▶ [REQUIRED WORK] Copy every record verbatim. Leave the pictures out.

▶ [SOURCE DATA]
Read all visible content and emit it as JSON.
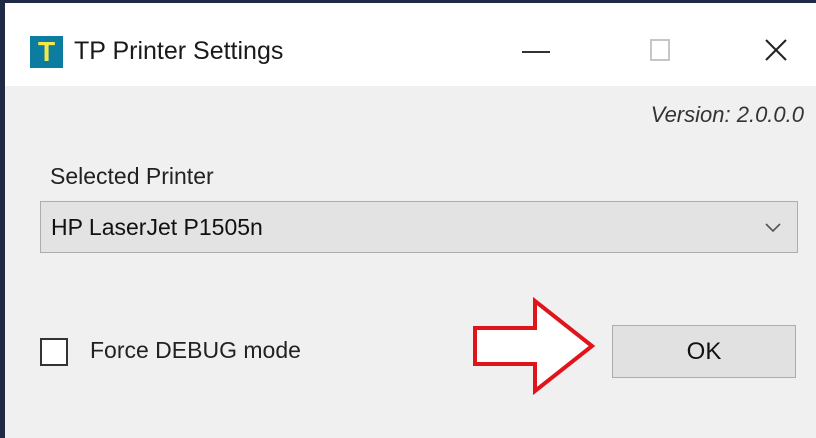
{
  "window": {
    "title": "TP Printer Settings",
    "icon_letter": "T",
    "colors": {
      "icon_bg": "#0c7da0",
      "icon_fg": "#f2e84a",
      "arrow": "#e0151b"
    }
  },
  "version_text": "Version: 2.0.0.0",
  "printer": {
    "label": "Selected Printer",
    "selected": "HP LaserJet P1505n"
  },
  "debug": {
    "label": "Force DEBUG mode",
    "checked": false
  },
  "buttons": {
    "ok": "OK"
  }
}
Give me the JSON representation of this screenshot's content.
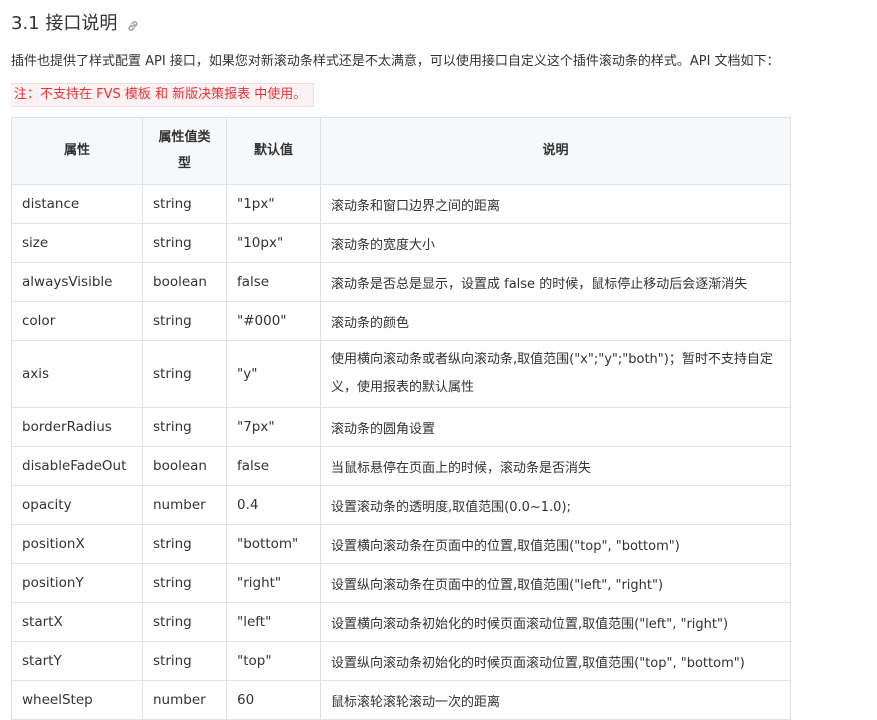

▶ [RESPONSE]
Read all visible content and emit it as JSON.
{
  "window": {
    "title": "TP Printer Settings",
    "icon_letter": "T",
    "colors": {
      "icon_bg": "#0c7da0",
      "icon_fg": "#f2e84a",
      "arrow": "#e0151b"
    }
  },
  "version_text": "Version: 2.0.0.0",
  "printer": {
    "label": "Selected Printer",
    "selected": "HP LaserJet P1505n"
  },
  "debug": {
    "label": "Force DEBUG mode",
    "checked": false
  },
  "buttons": {
    "ok": "OK"
  }
}
Give me the JSON representation of this screenshot's content.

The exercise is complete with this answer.